Marriage void in state of residence
A marriage shall not be contracted in this state by a person residing and intending to continue to reside in another state or jurisdiction, if such marriage would be void if contracted in such other state or jurisdiction. Every marriage solemnized in this state in violation of this section shall be null and void.
(Vermont Statutes title 15 § 6)
Baker v. State, 744 A.2d 864 (Vt. 1999)
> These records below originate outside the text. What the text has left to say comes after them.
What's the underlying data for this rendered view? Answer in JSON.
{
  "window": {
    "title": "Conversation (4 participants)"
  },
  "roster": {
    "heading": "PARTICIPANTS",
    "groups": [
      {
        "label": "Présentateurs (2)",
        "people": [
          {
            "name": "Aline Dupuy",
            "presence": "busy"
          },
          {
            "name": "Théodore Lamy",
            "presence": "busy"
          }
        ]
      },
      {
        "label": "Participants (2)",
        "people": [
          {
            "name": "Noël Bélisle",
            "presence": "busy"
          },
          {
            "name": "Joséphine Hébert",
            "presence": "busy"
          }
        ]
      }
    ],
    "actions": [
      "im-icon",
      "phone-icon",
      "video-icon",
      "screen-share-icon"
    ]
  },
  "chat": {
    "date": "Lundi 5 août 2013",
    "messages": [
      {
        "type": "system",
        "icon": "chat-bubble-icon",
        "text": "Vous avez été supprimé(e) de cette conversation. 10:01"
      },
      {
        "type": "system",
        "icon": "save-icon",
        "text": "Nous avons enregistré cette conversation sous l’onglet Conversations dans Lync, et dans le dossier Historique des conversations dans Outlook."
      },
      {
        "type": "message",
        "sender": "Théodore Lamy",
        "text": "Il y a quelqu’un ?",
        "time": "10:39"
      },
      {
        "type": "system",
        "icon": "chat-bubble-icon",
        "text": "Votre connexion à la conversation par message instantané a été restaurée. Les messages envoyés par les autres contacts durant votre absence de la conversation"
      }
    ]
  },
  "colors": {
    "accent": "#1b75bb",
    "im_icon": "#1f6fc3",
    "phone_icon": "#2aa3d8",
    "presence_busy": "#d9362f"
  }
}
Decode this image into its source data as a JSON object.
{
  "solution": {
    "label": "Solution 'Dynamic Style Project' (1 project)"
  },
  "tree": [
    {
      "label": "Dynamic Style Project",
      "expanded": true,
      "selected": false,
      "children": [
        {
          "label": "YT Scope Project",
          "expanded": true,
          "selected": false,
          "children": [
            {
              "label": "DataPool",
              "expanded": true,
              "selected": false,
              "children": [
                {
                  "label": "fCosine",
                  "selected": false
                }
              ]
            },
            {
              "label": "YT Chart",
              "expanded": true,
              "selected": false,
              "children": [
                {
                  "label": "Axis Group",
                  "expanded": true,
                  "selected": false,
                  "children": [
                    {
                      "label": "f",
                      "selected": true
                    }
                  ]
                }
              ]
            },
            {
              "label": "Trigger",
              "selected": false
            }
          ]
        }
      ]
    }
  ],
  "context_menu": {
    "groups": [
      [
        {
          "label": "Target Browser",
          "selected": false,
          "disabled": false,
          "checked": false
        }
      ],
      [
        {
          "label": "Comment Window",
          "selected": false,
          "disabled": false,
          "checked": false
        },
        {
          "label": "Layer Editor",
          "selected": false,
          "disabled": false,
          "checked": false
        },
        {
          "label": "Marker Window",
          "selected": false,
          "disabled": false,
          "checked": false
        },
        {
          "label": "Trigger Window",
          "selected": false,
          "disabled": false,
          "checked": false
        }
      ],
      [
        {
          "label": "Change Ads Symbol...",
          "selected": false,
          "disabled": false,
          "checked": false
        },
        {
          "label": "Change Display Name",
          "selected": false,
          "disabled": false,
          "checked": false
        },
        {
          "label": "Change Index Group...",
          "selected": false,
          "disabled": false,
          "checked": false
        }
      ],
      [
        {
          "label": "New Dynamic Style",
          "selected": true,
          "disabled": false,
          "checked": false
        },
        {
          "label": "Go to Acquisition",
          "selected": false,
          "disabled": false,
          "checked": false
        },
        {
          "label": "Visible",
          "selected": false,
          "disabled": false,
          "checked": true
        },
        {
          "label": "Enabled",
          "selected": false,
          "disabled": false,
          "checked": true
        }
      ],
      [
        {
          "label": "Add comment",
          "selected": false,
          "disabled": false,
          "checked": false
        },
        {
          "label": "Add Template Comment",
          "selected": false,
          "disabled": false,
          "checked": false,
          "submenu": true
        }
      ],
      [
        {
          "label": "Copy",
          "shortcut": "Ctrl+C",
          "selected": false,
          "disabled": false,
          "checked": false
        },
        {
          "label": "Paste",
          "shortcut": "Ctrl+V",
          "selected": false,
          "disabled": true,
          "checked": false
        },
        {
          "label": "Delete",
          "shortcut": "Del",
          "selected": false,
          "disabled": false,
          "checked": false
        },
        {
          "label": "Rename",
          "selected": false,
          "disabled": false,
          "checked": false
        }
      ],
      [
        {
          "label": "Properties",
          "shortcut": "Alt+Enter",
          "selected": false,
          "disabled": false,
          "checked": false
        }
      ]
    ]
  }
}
In this lawsuit demanding a right to same-sex “marriage,” the Vermont Supreme Court ruled that under the common benefits clause of the Vermont Constitution, same-sex couples are entitled to the same benefits and protections as married couples. However, the court held that there is no fundamental right to same-sex marriage, and that the marriage laws do not constitute sex discrimination. The court ruled that it was up to the legislature to determine how those benefits and protections should be granted. The legislature subsequently enacted the “civil union” scheme that makes civil union partners “spouses” for purposes of Vermont law.